Whitney has performed her own blend of sophisticated jazz, classic soul and blues throughout the city in venues such as Vernon’s Black Diamond Lounge, the Santa Ana Star Casino, the Hyatt Tamaya Resort, the Isleta Casino (she was featured in their 2014 Embers’ Steakhouse TV commercial and website), Pappadeaux, Scalo, the Hyatt Regency, St Clair Winery, Casa Rondena Winery, and her "home base" The Hotel Andaluz, where she is the resident performer every Friday in the hotel's Casablanca Room (New Mexico's only dedicated Jazz Nightclub!) with her show, The Art of Jazz with Tracey Whitney, which also features Sid Fendley on the baby grand, Rodney Bowe on the upright bass and Wayne Johnson on drums.
Tracey serves as President of the Board of Directors of the Musicians Association of Albuquerque/Local 618 of the American Federation of Musicians, and is formerly president of the African American Performing Arts Center Foundation, (she served as a Board member from 2015-2017 and as president 2017-2018). She’s a voting member of the Los Angeles chapter of the National Academy of Recording Arts and Sciences (the GRAMMY Awards), as well as a contributing writer/music critic for Smooth Jazz magazine, tasked with reviewing concerts and CD’s, and interviewing superstars including Earl Klugh, The Yellowjackets, Terence Blanchard and Arturo Sandoval.
Recently adding “Producer” to her list of accomplishments, Tracey produced the concert “Black Music Through The Ages: 1869-1969” for the African American Performing Arts Center in February 2017. She was nominated for the ABQ-based Weekly Alibi’s 2017 “Best of the Burque Music Showcase.” She’s also an Upper Merit graduate of the London-based The Voice College with a Higher Certificate in Contemporary Vocal Teaching: Children & Adolescents.

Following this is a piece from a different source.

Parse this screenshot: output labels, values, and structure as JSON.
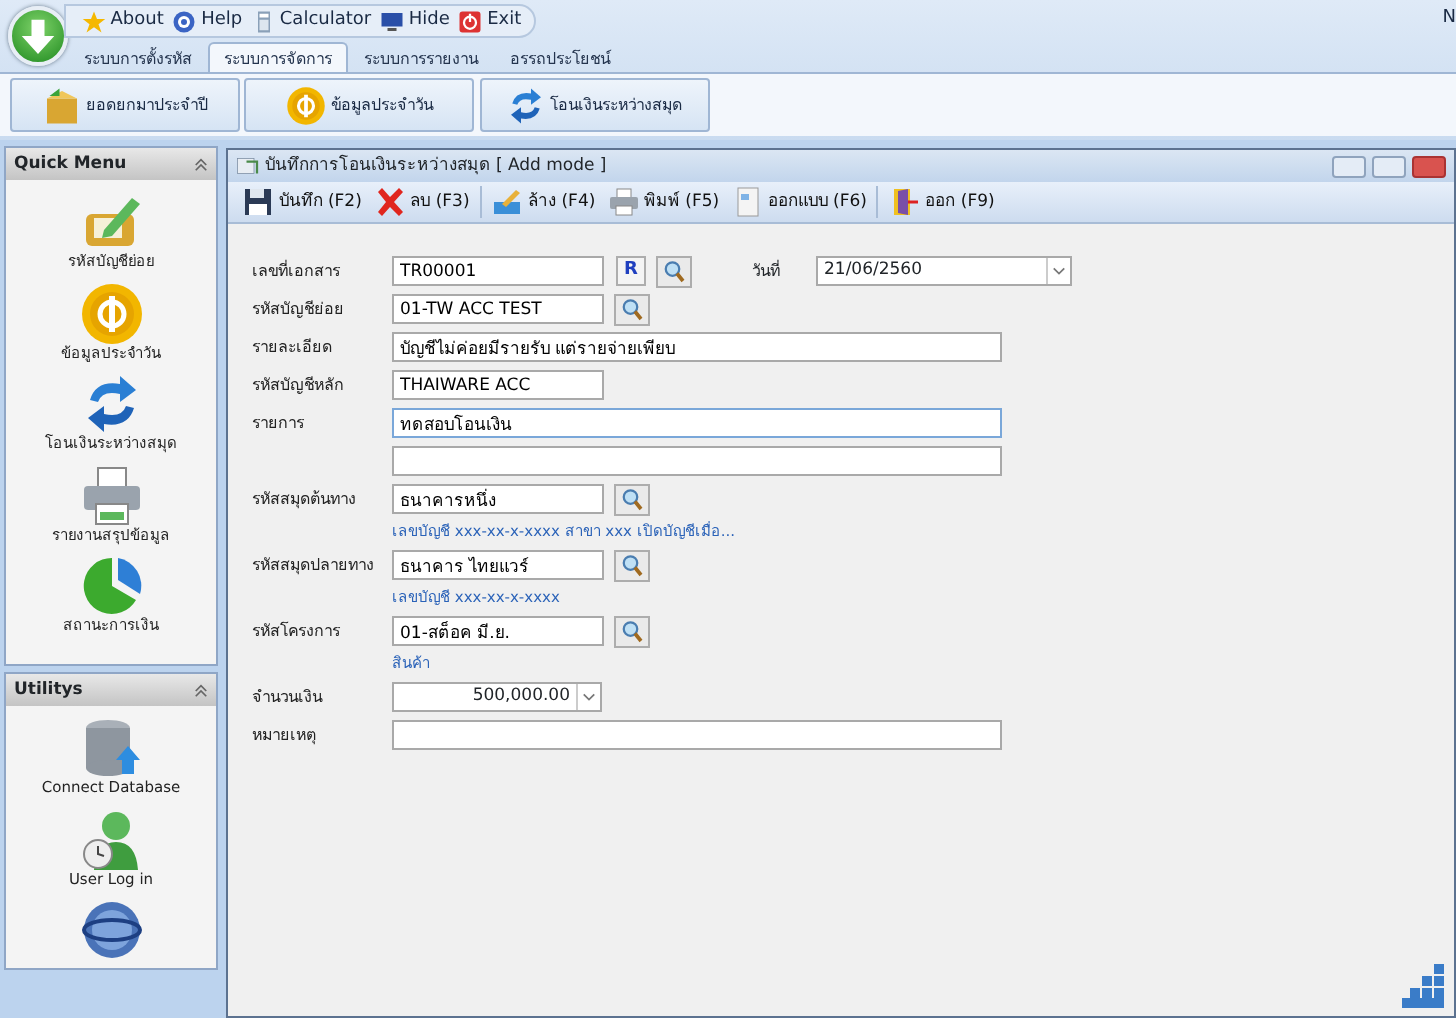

As her former boss Brotha' Ray put it, “I was born with music inside me…It was a necessity for me; like food and water.” We couldn’t agree more….